──────── RECORDED DATA

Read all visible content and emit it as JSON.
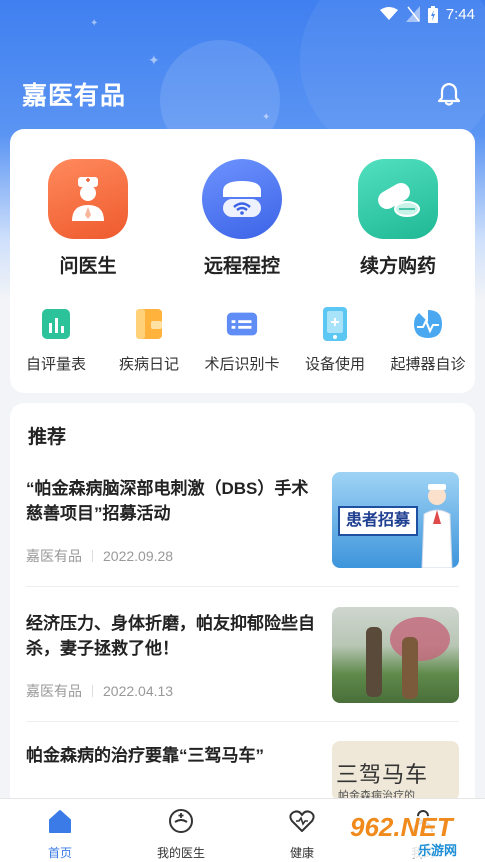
{
  "status_bar": {
    "time": "7:44"
  },
  "header": {
    "title": "嘉医有品"
  },
  "features": [
    {
      "label": "问医生",
      "icon": "doctor-icon"
    },
    {
      "label": "远程程控",
      "icon": "remote-control-icon"
    },
    {
      "label": "续方购药",
      "icon": "pill-icon"
    }
  ],
  "tools": [
    {
      "label": "自评量表",
      "icon": "chart-icon"
    },
    {
      "label": "疾病日记",
      "icon": "diary-icon"
    },
    {
      "label": "术后识别卡",
      "icon": "id-card-icon"
    },
    {
      "label": "设备使用",
      "icon": "device-icon"
    },
    {
      "label": "起搏器自诊",
      "icon": "pacemaker-icon"
    }
  ],
  "recommend": {
    "title": "推荐",
    "articles": [
      {
        "title": "“帕金森病脑深部电刺激（DBS）手术慈善项目”招募活动",
        "source": "嘉医有品",
        "date": "2022.09.28",
        "thumb_text": "患者招募"
      },
      {
        "title": "经济压力、身体折磨，帕友抑郁险些自杀，妻子拯救了他！",
        "source": "嘉医有品",
        "date": "2022.04.13"
      },
      {
        "title": "帕金森病的治疗要靠“三驾马车”",
        "thumb_text": "三驾马车",
        "thumb_subtext": "帕金森病治疗的"
      }
    ]
  },
  "bottom_nav": [
    {
      "label": "首页",
      "icon": "home-icon",
      "active": true
    },
    {
      "label": "我的医生",
      "icon": "doctor-face-icon"
    },
    {
      "label": "健康",
      "icon": "heart-icon"
    },
    {
      "label": "我的",
      "icon": "person-icon"
    }
  ],
  "watermark": {
    "text": "962.NET",
    "subtext": "乐游网"
  },
  "colors": {
    "primary": "#3a7be8",
    "orange": "#f26b3f",
    "blue": "#4f7bf0",
    "teal": "#2fc7a7"
  }
}
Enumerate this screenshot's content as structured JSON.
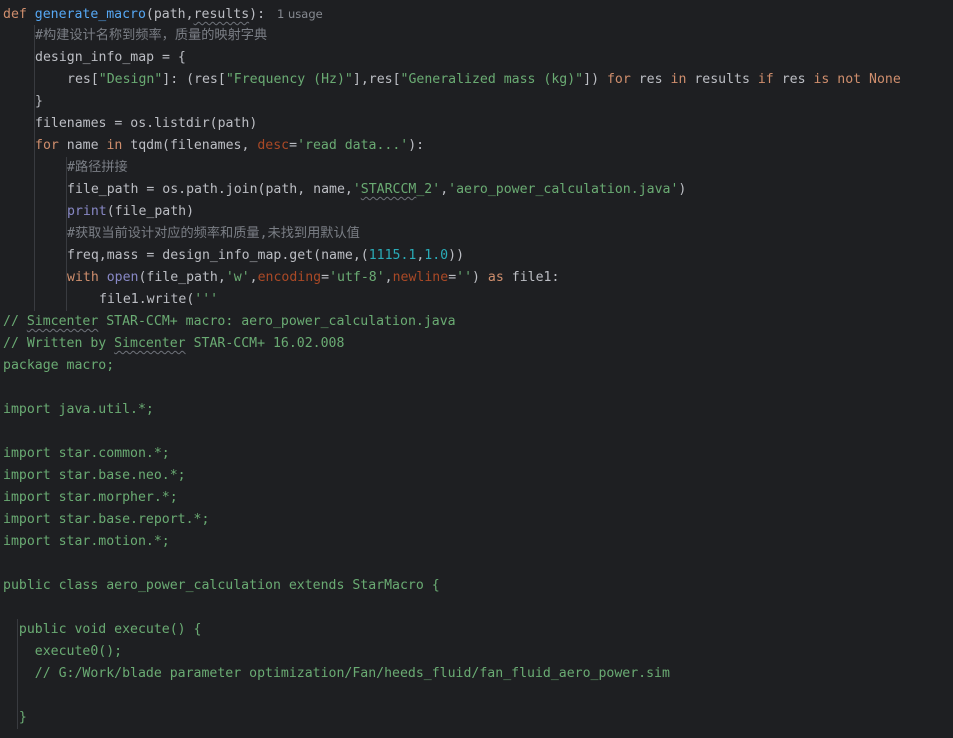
{
  "editor": {
    "usage_hint": "1 usage",
    "lines": [
      [
        [
          "kw",
          "def "
        ],
        [
          "fn",
          "generate_macro"
        ],
        [
          "plain",
          "(path,"
        ],
        [
          "plain_sq",
          "results"
        ],
        [
          "plain",
          "):"
        ]
      ],
      [
        [
          "cmt",
          "#构建设计名称到频率，质量的映射字典"
        ]
      ],
      [
        [
          "plain",
          "design_info_map = {"
        ]
      ],
      [
        [
          "plain",
          "res["
        ],
        [
          "str",
          "\"Design\""
        ],
        [
          "plain",
          "]: (res["
        ],
        [
          "str",
          "\"Frequency (Hz)\""
        ],
        [
          "plain",
          "],res["
        ],
        [
          "str",
          "\"Generalized mass (kg)\""
        ],
        [
          "plain",
          "]) "
        ],
        [
          "kw",
          "for"
        ],
        [
          "plain",
          " res "
        ],
        [
          "kw",
          "in"
        ],
        [
          "plain",
          " results "
        ],
        [
          "kw",
          "if"
        ],
        [
          "plain",
          " res "
        ],
        [
          "kw",
          "is not"
        ],
        [
          "plain",
          " "
        ],
        [
          "kw",
          "None"
        ]
      ],
      [
        [
          "plain",
          "}"
        ]
      ],
      [
        [
          "plain",
          "filenames = os.listdir(path)"
        ]
      ],
      [
        [
          "kw",
          "for"
        ],
        [
          "plain",
          " name "
        ],
        [
          "kw",
          "in"
        ],
        [
          "plain",
          " tqdm(filenames, "
        ],
        [
          "prm",
          "desc"
        ],
        [
          "plain",
          "="
        ],
        [
          "str",
          "'read data...'"
        ],
        [
          "plain",
          "):"
        ]
      ],
      [
        [
          "cmt",
          "#路径拼接"
        ]
      ],
      [
        [
          "plain",
          "file_path = os.path.join(path, name,"
        ],
        [
          "str",
          "'"
        ],
        [
          "str_sq",
          "STARCCM"
        ],
        [
          "str",
          "_2'"
        ],
        [
          "plain",
          ","
        ],
        [
          "str",
          "'aero_power_calculation.java'"
        ],
        [
          "plain",
          ")"
        ]
      ],
      [
        [
          "bi",
          "print"
        ],
        [
          "plain",
          "(file_path)"
        ]
      ],
      [
        [
          "cmt",
          "#获取当前设计对应的频率和质量,未找到用默认值"
        ]
      ],
      [
        [
          "plain",
          "freq,mass = design_info_map.get(name,("
        ],
        [
          "num",
          "1115.1"
        ],
        [
          "plain",
          ","
        ],
        [
          "num",
          "1.0"
        ],
        [
          "plain",
          "))"
        ]
      ],
      [
        [
          "kw",
          "with "
        ],
        [
          "bi",
          "open"
        ],
        [
          "plain",
          "(file_path,"
        ],
        [
          "str",
          "'w'"
        ],
        [
          "plain",
          ","
        ],
        [
          "prm",
          "encoding"
        ],
        [
          "plain",
          "="
        ],
        [
          "str",
          "'utf-8'"
        ],
        [
          "plain",
          ","
        ],
        [
          "prm",
          "newline"
        ],
        [
          "plain",
          "="
        ],
        [
          "str",
          "''"
        ],
        [
          "plain",
          ") "
        ],
        [
          "kw",
          "as"
        ],
        [
          "plain",
          " file1:"
        ]
      ],
      [
        [
          "plain",
          "file1.write("
        ],
        [
          "str",
          "'''"
        ]
      ],
      [
        [
          "str",
          "// "
        ],
        [
          "str_sq",
          "Simcenter"
        ],
        [
          "str",
          " STAR-CCM+ macro: aero_power_calculation.java"
        ]
      ],
      [
        [
          "str",
          "// Written by "
        ],
        [
          "str_sq",
          "Simcenter"
        ],
        [
          "str",
          " STAR-CCM+ 16.02.008"
        ]
      ],
      [
        [
          "str",
          "package macro;"
        ]
      ],
      [],
      [
        [
          "str",
          "import java.util.*;"
        ]
      ],
      [],
      [
        [
          "str",
          "import star.common.*;"
        ]
      ],
      [
        [
          "str",
          "import star.base.neo.*;"
        ]
      ],
      [
        [
          "str",
          "import star.morpher.*;"
        ]
      ],
      [
        [
          "str",
          "import star.base.report.*;"
        ]
      ],
      [
        [
          "str",
          "import star.motion.*;"
        ]
      ],
      [],
      [
        [
          "str",
          "public class aero_power_calculation extends StarMacro {"
        ]
      ],
      [],
      [
        [
          "str",
          "  public void execute() {"
        ]
      ],
      [
        [
          "str",
          "    execute0();"
        ]
      ],
      [
        [
          "str",
          "    // G:/Work/blade parameter optimization/Fan/heeds_fluid/fan_fluid_aero_power.sim"
        ]
      ],
      [],
      [
        [
          "str",
          "  }"
        ]
      ]
    ]
  }
}
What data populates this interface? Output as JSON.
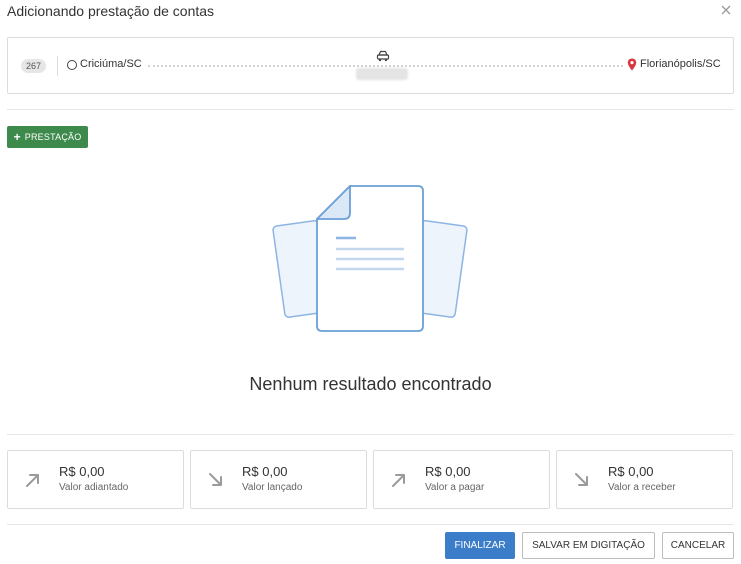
{
  "modal": {
    "title": "Adicionando prestação de contas"
  },
  "route": {
    "trip_number": "267",
    "origin": "Criciúma/SC",
    "destination": "Florianópolis/SC"
  },
  "actions": {
    "add_label": "PRESTAÇÃO"
  },
  "empty_state": {
    "message": "Nenhum resultado encontrado"
  },
  "summary": [
    {
      "amount": "R$ 0,00",
      "caption": "Valor adiantado",
      "icon": "arrow-up-right-icon"
    },
    {
      "amount": "R$ 0,00",
      "caption": "Valor lançado",
      "icon": "arrow-down-right-icon"
    },
    {
      "amount": "R$ 0,00",
      "caption": "Valor a pagar",
      "icon": "arrow-up-right-icon"
    },
    {
      "amount": "R$ 0,00",
      "caption": "Valor a receber",
      "icon": "arrow-down-right-icon"
    }
  ],
  "footer": {
    "finalize_label": "FINALIZAR",
    "save_draft_label": "SALVAR EM DIGITAÇÃO",
    "cancel_label": "CANCELAR"
  },
  "colors": {
    "primary": "#3b7dc8",
    "success": "#3e8a4d",
    "pin": "#d9363e",
    "illustration": "#6a9fd8"
  }
}
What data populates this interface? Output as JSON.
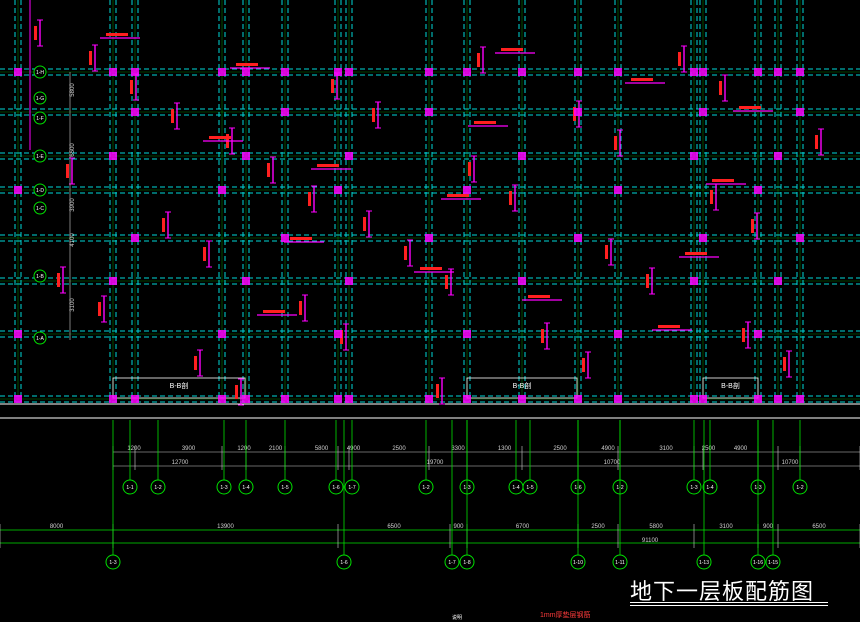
{
  "drawing_title": "地下一层板配筋图",
  "footer_note": "1mm厚垫层钢筋",
  "small_mark": "说明",
  "colors": {
    "background": "#000000",
    "axis_green": "#00e000",
    "beam_cyan": "#00d7d7",
    "column_magenta": "#ff00ff",
    "rebar_red": "#ff2020",
    "white": "#ffffff",
    "dim_white": "#cfcfcf"
  },
  "upper_dimensions": [
    "1200",
    "3900",
    "1200",
    "2100",
    "5800",
    "4900",
    "2500",
    "3300",
    "1300",
    "2500",
    "4900",
    "3100",
    "2500",
    "4900"
  ],
  "upper_totals": [
    "12700",
    "19700",
    "10700",
    "10700"
  ],
  "lower_dimensions": [
    "8000",
    "13900",
    "6500",
    "900",
    "6700",
    "2500",
    "5800",
    "3100",
    "900",
    "6500"
  ],
  "lower_total": "91100",
  "upper_axes": [
    "1-1",
    "1-2",
    "1-3",
    "1-4",
    "1-5",
    "1-6",
    "1-7",
    "1-2",
    "1-3",
    "1-4",
    "1-5",
    "1-6",
    "1-2",
    "1-3",
    "1-4",
    "1-3",
    "1-2"
  ],
  "lower_axes": [
    "1-3",
    "1-6",
    "1-7",
    "1-8",
    "1-10",
    "1-11",
    "1-13",
    "1-16",
    "1-15"
  ],
  "left_axes": [
    "1-H",
    "1-G",
    "1-F",
    "1-E",
    "1-D",
    "1-C",
    "1-B",
    "1-A"
  ],
  "left_dimensions": [
    "5800",
    "6500",
    "3900",
    "4100",
    "3100"
  ],
  "section_tags": [
    "B-B剖",
    "B-B剖",
    "B-B剖"
  ]
}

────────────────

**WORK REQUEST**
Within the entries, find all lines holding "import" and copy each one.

**SOLUTION FOR THIS PROBLEM**
          "import java.util.*;"
          "import star.common.*;"
          "import star.base.neo.*;"
          "import star.morpher.*;"
          "import star.base.report.*;"
          "import star.motion.*;"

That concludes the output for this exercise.